In April, 39 former subpostmasters who were convicted and even jailed for theft, fraud and false accounting had their names cleared – some after fighting for nearly 20 years.
On Monday, three senior judges overturned the convictions of a further 12 people who were convicted based on evidence from the faulty IT system used by the Post Office from 2000.
Their appeals were unopposed by the Post Office, and the judge said the court would give full reasons in writing at a later date, but that they should be cleared as soon as possible in the circumstances.
At a hearing in March, the court heard subpostmasters’ lives were “irreparably ruined” as they lost their jobs, homes and marriages after they were prosecuted by the Post Office – which knew the Fujitsu-developed IT system had "faults and bugs from the earliest days of its operation".
Hundreds of people who ran Post Office branches were convicted of various offences during the period of time the system was being used.

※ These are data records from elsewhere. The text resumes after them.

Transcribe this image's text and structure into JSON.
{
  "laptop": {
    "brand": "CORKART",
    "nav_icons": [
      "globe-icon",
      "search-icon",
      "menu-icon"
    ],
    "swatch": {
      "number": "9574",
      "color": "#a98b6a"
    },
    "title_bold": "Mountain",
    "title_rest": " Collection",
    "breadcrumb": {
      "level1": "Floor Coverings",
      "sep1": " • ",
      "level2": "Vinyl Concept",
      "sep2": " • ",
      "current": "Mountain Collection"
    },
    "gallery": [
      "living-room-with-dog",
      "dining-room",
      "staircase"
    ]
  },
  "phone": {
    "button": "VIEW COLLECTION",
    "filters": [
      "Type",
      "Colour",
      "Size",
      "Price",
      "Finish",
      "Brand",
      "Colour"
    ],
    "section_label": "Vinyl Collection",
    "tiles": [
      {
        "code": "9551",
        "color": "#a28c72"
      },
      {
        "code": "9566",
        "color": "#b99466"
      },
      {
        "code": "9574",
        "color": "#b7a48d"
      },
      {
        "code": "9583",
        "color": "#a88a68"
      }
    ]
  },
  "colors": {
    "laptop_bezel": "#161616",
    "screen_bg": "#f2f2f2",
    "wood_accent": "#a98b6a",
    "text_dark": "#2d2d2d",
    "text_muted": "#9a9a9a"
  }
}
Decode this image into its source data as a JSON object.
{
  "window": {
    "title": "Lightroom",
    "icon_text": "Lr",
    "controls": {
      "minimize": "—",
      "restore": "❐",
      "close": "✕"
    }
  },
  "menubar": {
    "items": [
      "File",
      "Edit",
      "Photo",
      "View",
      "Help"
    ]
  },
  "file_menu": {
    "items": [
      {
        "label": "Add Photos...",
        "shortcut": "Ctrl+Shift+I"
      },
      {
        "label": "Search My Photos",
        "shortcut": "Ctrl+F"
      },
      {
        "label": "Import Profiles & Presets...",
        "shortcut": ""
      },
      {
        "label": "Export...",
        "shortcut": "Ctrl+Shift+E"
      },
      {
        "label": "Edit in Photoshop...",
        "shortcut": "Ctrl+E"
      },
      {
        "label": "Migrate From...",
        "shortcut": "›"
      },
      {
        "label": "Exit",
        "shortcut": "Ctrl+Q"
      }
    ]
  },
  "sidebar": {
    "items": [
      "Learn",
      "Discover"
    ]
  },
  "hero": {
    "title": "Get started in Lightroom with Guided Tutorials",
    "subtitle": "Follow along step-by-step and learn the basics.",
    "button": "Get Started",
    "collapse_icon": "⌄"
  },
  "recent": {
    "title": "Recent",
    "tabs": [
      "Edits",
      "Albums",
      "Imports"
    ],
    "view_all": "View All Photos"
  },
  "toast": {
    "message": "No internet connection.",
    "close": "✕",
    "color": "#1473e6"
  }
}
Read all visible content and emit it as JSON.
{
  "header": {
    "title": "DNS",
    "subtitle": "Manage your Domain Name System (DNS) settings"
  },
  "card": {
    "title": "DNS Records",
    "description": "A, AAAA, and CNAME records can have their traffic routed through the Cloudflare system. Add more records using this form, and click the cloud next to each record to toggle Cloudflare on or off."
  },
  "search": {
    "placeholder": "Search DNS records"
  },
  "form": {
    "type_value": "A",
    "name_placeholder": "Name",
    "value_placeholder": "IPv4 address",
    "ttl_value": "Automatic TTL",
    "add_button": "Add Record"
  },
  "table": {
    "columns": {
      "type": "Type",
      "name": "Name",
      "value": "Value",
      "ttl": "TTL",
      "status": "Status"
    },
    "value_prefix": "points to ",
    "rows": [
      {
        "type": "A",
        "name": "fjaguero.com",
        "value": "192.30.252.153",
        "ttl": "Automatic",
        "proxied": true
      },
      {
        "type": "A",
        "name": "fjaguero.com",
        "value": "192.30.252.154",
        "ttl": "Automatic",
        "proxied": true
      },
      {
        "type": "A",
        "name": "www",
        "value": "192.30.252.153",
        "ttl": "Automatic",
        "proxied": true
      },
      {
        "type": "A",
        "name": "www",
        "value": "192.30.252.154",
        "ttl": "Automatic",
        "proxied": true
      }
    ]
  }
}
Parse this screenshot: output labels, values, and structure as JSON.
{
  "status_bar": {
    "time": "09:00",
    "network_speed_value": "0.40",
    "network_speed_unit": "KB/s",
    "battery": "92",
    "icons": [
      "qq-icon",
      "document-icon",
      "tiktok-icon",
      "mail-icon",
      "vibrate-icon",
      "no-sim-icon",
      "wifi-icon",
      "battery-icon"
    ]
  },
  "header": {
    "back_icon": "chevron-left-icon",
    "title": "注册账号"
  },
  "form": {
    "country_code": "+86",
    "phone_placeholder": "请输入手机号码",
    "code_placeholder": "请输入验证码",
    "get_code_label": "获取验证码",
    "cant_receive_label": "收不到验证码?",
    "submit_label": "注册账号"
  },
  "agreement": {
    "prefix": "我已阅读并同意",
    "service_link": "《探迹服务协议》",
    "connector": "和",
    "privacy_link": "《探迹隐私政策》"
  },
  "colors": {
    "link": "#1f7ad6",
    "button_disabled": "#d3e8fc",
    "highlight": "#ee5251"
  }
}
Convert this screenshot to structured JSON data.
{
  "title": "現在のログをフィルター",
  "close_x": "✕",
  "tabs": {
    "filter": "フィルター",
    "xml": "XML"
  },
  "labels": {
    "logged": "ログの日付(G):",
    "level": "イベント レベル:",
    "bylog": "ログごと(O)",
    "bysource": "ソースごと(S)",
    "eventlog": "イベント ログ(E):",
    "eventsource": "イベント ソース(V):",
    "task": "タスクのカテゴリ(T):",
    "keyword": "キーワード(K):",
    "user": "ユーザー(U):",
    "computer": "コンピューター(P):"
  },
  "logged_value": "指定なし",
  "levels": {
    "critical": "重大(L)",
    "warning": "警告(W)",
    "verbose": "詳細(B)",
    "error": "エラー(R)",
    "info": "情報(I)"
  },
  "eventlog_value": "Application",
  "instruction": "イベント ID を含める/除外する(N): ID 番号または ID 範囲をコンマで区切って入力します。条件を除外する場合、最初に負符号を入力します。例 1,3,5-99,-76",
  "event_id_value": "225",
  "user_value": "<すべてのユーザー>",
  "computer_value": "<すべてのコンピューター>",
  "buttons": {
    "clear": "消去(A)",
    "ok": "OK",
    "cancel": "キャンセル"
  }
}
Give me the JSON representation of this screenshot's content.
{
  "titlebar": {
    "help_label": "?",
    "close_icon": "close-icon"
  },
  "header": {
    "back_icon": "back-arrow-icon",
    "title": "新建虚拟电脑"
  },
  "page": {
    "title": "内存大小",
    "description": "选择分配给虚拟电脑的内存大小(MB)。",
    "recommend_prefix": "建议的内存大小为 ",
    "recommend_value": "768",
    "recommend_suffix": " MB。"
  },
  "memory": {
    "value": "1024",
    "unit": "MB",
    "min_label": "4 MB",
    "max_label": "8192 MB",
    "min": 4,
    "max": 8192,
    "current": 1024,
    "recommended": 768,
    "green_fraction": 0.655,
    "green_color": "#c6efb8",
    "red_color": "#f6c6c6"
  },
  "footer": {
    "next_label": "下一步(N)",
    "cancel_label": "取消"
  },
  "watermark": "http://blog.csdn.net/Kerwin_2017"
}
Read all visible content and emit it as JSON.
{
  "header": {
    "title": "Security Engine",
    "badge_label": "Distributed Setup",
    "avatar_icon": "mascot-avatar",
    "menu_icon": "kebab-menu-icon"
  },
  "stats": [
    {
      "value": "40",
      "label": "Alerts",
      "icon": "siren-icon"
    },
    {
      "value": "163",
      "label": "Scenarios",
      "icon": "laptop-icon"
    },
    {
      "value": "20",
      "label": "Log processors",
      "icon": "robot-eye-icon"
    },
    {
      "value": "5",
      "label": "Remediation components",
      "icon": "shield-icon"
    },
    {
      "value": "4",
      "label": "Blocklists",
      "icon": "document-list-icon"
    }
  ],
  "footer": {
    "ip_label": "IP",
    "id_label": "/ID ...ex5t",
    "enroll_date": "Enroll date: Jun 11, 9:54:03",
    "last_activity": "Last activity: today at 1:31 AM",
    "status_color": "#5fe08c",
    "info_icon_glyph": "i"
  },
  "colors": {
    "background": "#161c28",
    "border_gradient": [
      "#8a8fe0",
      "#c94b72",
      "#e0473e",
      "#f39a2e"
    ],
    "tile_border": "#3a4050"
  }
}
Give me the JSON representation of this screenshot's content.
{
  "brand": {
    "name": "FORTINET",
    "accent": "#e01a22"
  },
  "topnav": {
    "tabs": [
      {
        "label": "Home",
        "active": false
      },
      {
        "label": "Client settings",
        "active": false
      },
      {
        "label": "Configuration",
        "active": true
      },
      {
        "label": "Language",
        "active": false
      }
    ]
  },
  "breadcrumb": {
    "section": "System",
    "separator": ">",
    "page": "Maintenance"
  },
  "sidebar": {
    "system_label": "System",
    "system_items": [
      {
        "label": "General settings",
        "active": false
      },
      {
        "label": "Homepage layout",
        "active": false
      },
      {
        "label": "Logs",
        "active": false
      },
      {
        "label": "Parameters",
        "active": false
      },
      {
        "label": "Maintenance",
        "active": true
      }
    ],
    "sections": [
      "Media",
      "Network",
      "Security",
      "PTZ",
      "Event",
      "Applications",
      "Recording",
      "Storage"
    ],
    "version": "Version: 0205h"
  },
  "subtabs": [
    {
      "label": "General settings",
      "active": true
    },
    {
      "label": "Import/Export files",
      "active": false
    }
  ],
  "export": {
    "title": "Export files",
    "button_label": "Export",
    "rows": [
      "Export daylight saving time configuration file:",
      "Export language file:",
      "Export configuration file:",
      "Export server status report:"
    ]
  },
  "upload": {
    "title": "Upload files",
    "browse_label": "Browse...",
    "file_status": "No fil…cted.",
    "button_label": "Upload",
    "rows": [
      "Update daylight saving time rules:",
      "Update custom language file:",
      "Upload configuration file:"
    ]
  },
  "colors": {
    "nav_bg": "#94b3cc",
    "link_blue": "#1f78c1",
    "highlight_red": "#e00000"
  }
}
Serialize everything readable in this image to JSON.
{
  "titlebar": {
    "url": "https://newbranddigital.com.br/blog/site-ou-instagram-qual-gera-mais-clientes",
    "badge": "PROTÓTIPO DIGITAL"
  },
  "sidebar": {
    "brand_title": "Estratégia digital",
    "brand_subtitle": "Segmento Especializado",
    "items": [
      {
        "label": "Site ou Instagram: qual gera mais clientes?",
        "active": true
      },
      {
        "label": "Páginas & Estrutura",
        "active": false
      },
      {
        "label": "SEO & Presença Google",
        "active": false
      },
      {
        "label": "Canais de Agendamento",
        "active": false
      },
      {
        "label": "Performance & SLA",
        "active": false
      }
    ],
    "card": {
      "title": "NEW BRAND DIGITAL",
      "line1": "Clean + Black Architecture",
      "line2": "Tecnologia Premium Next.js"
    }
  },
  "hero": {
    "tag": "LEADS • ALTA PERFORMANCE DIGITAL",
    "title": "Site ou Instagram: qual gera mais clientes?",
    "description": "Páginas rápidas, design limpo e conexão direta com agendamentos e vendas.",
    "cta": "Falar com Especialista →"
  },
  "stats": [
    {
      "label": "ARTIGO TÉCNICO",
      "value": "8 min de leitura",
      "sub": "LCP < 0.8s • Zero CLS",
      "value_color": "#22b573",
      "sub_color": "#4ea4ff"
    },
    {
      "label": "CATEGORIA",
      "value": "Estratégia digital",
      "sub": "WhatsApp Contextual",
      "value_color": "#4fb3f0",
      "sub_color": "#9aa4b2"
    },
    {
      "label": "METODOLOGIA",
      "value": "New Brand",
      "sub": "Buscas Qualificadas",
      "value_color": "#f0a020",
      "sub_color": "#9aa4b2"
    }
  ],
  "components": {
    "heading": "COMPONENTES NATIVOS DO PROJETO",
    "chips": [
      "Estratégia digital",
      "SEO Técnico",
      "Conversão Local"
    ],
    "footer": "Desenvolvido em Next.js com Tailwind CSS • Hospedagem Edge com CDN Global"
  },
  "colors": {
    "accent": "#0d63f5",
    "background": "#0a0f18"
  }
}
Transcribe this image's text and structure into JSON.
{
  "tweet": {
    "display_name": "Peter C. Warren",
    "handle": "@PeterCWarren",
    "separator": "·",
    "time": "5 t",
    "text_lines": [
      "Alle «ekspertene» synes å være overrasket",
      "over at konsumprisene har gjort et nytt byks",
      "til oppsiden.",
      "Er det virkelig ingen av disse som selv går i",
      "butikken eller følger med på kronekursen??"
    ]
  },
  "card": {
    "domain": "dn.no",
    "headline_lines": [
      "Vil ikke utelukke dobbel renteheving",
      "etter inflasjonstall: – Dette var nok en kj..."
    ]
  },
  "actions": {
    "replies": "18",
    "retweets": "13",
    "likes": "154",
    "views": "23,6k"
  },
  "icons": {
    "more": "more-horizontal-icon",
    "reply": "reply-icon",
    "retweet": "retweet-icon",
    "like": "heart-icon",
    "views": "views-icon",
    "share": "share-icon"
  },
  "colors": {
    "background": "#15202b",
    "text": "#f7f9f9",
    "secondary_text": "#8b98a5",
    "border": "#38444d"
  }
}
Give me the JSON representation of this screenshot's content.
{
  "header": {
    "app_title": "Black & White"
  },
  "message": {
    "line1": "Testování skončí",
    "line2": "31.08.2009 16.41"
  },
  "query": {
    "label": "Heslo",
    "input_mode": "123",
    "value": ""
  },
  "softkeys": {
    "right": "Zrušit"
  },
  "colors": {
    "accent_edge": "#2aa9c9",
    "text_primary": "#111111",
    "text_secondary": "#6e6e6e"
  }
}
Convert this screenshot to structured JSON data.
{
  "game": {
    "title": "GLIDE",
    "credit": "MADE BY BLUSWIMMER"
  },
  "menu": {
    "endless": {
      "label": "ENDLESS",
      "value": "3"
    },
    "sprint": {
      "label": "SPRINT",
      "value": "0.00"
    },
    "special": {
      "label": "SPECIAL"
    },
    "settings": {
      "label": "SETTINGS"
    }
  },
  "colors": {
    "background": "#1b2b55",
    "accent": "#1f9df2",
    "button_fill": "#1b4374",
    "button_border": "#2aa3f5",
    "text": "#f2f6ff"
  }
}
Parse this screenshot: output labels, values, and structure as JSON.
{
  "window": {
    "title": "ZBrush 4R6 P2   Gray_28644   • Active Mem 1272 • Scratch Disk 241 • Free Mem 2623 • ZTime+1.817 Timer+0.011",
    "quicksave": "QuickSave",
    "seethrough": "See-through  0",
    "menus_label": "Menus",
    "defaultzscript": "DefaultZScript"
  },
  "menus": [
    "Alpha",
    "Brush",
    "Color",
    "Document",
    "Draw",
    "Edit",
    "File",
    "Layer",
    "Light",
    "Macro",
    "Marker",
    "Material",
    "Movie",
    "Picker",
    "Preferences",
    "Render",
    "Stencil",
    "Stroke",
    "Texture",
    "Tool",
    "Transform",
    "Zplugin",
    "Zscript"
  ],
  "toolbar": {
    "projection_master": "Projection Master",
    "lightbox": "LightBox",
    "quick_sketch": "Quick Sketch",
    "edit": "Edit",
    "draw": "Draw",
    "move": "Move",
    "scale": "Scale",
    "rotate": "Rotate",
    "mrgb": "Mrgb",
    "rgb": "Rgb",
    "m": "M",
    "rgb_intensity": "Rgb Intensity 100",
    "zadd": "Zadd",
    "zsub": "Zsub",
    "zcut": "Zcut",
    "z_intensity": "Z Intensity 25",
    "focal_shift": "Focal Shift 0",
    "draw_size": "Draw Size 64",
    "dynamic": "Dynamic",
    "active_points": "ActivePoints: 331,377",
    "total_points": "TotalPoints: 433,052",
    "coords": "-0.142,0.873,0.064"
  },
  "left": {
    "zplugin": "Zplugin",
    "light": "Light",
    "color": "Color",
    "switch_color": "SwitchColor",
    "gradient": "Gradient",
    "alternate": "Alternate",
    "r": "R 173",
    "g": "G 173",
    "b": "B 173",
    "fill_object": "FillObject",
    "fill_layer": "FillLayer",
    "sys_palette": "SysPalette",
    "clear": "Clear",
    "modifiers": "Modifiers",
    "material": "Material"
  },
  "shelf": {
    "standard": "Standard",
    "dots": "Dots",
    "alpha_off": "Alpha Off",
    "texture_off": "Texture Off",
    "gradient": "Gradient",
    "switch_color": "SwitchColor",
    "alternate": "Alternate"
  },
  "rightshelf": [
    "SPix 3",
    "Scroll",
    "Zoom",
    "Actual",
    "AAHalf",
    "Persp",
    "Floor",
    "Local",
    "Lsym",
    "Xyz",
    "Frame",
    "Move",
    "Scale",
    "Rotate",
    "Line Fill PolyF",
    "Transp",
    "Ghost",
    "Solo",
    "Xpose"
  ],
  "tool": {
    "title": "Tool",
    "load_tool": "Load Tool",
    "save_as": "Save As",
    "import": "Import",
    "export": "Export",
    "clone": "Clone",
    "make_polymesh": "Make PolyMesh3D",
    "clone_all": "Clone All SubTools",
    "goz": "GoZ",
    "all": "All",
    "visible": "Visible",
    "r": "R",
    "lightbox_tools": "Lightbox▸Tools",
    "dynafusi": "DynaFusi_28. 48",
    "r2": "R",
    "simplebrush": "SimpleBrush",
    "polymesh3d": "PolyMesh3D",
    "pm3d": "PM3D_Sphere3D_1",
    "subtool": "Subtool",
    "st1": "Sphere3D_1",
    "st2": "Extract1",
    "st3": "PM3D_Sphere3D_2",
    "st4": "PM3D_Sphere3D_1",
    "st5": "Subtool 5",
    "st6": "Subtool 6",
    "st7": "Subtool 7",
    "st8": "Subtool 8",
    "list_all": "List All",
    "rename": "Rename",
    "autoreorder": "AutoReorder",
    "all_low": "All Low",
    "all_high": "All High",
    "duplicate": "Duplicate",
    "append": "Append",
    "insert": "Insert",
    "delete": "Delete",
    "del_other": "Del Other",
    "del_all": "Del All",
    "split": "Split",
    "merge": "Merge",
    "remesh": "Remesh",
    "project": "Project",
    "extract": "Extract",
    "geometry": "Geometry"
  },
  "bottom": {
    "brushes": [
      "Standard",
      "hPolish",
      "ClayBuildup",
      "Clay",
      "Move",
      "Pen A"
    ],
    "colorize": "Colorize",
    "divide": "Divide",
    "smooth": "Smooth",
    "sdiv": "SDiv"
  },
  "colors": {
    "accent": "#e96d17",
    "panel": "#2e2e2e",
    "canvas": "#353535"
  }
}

The court is also considering appeals brought by a further 18 subpostmasters on Monday and is likely to issue directions as to how their cases should progress.
Solicitor Neil Hudgell, of Hudgell Solicitors – who represented the 12 cleared on Monday as well as 33 former subpostmasters who have cleared their names so far – said in April: “Each and every subpostmaster walked out of the Royal Courts of Justice and down the steps with their heads held high… completely exonerated and found to be entirely innocent by the courts.
“Now we want to make sure we deliver the same outcome for every other family affected by this. The work goes on.”